Before I moved to India, I did read an article regarding trans cultural management. The author claimed that in order to do well in a foreign culture you must really adapt. He said that “You can absolutely be Norwegian inside your home, but as soon as you step outside you have to be Indian”. Well, he didn’t really use those two countries as examples, but that should be my reality.
So this is something that I have really thought quite a bit about lately. How Indian do I need to be? And also; how Indian should I be, if you get the difference here. Off course I do understand that I have to follow Indian rules and regulations while I’m in India. No problem with that. And probably I should also follow the Indian custom, but to what extend? Let me take one example; most of my colleagues and friends say that the auto drivers are kind of useless, and just want to cheat you and have no clue about how to drive and how to get to the right places and such. Remember that I live in a country where there is a huge difference between people, and some are probably more worth than others. But does that mean that I should treat the auto drivers the same way? I have no problem to admit that I have yelled to quite a few of them, and also had some quite bad argues. But on the other hand, I have found out that if I do treat them with respect, they are easier to go with. I hardly see any Indian tipping an auto driver, but I have seen that if I give them a little bit extra, they get very happy. And as I need to take the auto to the office every day, it is a huge advantage if I can make some friends among them. Maybe is it bribing to pay them a bit extra, but if that mean that the same driver will pick me up also the day after, why not?
Another question is about food. Some people say that you should always try some local food while you live abroad. And surely I agree with this, and I surely eat Indian food almost every day. But still it does not make sense to me to eat everything that I get offered. The risk of getting sick will then be there. Luckily I have managed to almost not be sick at all, and I’m quite happy with that! Once I did by a chicken at the street, and the day after I was sick. Not sure if it was due to the chicken, but why take the risks? It might be that I will miss some delicious food in this case, but I do think that my health is more important.

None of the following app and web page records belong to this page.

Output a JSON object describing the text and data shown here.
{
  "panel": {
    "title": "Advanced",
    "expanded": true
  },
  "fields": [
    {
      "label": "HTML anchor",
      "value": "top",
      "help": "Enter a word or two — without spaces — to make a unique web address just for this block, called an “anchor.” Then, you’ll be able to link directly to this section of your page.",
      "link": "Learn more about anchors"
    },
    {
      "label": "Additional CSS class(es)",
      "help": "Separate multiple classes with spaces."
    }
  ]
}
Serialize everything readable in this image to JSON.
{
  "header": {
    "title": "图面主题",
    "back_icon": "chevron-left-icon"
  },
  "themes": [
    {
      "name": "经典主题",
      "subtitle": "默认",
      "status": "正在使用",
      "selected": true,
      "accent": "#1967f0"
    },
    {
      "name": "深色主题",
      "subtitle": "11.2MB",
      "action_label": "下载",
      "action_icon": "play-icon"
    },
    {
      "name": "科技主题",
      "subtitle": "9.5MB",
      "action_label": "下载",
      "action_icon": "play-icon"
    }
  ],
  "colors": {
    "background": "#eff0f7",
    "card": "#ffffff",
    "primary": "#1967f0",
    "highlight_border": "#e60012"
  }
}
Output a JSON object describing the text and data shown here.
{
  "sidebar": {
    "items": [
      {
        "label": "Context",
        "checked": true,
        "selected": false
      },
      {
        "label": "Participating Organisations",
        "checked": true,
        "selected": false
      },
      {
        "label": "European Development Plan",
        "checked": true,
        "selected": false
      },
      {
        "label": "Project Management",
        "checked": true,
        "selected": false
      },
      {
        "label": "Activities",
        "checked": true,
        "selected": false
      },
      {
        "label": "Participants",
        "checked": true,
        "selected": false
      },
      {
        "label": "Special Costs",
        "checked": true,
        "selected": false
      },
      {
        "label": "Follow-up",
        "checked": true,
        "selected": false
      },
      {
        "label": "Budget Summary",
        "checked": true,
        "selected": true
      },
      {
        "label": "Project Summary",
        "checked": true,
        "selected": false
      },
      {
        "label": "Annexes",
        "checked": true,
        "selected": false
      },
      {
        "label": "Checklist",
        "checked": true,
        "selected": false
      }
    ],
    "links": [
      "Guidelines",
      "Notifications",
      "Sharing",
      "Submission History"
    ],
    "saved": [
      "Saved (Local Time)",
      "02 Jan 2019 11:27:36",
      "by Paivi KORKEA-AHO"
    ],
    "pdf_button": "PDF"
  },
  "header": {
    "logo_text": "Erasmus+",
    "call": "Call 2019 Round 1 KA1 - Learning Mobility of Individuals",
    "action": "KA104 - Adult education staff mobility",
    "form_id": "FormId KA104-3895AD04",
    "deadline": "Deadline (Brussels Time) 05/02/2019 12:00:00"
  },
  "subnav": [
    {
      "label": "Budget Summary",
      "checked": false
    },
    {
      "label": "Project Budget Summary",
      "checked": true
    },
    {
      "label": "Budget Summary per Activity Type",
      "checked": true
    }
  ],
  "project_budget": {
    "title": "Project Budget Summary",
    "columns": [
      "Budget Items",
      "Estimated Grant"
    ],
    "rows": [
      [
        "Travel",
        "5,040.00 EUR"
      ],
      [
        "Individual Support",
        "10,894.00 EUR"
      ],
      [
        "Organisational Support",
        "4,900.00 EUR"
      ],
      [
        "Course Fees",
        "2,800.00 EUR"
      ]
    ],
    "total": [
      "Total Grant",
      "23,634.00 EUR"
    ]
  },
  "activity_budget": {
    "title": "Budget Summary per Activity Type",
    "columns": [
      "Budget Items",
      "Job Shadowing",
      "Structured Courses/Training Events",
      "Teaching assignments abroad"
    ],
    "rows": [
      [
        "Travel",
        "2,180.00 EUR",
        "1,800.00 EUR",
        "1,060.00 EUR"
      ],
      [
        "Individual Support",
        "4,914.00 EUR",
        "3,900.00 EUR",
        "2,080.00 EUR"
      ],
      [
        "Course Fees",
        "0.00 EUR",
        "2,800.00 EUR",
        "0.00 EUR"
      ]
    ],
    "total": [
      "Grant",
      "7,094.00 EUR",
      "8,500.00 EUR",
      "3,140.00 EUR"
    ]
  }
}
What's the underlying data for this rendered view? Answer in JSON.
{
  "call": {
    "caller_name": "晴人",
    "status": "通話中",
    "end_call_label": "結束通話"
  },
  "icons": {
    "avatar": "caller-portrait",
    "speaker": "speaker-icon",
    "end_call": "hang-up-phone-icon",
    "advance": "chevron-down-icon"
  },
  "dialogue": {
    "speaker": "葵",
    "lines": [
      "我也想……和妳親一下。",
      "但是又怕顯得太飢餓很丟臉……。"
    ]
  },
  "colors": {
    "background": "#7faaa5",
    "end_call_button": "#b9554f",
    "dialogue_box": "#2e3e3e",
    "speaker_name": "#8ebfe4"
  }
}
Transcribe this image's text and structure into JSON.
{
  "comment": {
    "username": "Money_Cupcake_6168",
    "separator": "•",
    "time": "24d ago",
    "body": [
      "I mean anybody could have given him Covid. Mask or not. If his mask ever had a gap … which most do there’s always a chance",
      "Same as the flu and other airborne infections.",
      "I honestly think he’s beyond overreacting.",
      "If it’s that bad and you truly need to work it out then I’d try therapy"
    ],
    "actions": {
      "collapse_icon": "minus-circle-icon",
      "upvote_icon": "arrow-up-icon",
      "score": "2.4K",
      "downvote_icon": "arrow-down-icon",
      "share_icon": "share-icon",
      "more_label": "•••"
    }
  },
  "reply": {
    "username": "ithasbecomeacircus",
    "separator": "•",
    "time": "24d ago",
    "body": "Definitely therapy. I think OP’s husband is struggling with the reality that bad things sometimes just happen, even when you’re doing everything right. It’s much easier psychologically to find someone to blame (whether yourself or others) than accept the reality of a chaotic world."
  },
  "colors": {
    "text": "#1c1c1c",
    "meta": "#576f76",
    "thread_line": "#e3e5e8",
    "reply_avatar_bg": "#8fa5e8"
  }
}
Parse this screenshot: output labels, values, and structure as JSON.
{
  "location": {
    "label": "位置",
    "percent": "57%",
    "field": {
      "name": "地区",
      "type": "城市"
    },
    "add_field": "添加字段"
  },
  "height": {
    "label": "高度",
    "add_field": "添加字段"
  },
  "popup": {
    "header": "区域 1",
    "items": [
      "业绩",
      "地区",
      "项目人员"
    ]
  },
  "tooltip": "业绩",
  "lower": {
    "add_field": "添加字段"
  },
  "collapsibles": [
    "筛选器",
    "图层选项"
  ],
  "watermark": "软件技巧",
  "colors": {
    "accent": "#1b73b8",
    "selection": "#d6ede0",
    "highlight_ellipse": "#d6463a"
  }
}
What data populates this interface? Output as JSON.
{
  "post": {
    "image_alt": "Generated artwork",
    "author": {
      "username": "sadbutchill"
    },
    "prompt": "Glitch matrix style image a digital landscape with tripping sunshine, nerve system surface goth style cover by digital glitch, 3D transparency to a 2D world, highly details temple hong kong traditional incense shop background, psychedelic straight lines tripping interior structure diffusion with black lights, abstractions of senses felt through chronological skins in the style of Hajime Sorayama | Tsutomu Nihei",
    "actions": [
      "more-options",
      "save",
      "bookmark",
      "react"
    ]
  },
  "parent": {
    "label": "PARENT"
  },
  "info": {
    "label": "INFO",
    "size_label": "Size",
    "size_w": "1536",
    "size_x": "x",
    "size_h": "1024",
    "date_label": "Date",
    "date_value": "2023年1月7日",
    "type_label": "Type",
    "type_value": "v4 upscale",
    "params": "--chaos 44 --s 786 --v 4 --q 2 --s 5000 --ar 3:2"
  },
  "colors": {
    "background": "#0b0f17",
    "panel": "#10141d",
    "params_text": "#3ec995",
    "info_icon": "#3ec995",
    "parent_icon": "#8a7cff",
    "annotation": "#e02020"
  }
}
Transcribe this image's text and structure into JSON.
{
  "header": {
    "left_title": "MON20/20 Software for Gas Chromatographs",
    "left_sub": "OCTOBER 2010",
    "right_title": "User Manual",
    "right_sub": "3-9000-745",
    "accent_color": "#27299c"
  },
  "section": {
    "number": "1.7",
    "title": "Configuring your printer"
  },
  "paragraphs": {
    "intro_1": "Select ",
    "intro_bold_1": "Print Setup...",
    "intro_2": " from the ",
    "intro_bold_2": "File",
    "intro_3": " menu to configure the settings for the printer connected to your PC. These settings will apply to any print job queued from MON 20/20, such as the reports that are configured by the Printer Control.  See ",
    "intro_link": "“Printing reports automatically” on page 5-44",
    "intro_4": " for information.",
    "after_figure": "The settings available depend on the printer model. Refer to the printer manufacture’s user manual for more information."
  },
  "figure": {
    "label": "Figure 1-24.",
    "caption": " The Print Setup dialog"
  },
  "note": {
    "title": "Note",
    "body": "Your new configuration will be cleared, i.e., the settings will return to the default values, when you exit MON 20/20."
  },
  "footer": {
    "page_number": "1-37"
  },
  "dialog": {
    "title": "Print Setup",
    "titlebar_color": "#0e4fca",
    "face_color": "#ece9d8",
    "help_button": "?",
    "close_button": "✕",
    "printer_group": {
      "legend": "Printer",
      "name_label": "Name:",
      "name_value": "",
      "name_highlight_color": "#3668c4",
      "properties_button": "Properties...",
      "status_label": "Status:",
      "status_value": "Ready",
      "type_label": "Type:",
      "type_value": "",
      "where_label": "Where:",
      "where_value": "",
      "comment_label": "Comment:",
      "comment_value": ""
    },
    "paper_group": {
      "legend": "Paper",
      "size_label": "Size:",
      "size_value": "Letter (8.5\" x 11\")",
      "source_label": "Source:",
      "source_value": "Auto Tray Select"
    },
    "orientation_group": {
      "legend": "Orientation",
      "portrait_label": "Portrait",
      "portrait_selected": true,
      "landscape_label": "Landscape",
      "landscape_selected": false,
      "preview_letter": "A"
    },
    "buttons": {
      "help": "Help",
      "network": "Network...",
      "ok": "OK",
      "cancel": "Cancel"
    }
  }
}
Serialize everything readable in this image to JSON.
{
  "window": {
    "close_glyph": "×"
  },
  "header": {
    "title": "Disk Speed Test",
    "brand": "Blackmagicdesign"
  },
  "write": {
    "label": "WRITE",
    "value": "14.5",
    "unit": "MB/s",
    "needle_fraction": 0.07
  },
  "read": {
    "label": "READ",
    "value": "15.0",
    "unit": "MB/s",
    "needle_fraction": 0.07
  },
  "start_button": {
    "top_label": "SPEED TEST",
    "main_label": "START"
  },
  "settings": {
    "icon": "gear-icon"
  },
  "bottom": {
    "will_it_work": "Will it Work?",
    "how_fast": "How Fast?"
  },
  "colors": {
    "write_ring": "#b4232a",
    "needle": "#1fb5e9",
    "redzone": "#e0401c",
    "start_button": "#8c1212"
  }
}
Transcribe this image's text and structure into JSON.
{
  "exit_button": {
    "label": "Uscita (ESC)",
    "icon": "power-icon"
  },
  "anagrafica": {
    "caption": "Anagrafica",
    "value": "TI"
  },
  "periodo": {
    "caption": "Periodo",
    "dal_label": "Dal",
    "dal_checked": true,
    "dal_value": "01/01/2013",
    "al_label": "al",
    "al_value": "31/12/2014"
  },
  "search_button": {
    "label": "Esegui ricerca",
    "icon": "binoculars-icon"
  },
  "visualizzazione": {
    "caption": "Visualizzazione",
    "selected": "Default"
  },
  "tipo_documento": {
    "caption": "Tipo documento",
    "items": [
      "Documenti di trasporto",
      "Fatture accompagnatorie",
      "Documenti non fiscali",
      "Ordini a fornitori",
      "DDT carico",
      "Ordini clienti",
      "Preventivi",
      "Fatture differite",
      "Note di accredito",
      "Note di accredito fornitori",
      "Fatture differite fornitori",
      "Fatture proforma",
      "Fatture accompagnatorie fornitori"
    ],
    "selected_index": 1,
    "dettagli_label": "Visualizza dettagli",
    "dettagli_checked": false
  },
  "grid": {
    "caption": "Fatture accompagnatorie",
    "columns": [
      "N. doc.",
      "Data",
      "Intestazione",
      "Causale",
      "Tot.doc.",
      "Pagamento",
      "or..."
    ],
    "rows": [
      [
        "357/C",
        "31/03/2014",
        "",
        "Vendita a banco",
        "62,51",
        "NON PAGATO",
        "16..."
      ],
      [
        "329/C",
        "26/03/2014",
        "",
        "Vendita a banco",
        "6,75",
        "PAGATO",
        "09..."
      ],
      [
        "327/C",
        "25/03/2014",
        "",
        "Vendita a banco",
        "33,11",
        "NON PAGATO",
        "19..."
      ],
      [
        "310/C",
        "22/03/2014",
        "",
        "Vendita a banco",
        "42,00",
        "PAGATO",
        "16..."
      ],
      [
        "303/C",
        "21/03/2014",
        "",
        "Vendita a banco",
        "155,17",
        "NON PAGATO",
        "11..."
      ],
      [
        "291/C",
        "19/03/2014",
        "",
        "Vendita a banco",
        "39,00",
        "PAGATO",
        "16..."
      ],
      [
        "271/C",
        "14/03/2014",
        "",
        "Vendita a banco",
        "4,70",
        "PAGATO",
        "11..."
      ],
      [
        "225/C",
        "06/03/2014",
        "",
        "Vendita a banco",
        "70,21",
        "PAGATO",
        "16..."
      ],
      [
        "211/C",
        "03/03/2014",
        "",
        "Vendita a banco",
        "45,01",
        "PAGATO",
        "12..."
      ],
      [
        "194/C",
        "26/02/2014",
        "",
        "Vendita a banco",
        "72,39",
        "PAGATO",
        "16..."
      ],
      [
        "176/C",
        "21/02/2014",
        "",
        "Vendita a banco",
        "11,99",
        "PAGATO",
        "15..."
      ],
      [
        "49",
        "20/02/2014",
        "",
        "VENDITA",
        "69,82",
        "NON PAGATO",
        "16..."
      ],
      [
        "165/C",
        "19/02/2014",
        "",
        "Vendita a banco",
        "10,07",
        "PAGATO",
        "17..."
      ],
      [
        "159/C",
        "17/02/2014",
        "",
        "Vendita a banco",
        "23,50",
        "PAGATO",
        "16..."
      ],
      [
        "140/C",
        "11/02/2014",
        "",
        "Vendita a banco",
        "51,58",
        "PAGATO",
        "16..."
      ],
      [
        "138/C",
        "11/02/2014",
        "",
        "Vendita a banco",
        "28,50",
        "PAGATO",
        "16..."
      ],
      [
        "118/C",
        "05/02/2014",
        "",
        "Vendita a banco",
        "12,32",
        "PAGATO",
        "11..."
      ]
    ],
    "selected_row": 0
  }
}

So my general conclusion is that yes; off course you should adapt to the local culture, but you still have to remember who you are and what you come from and to manage to behave also according to your background.
What do you think?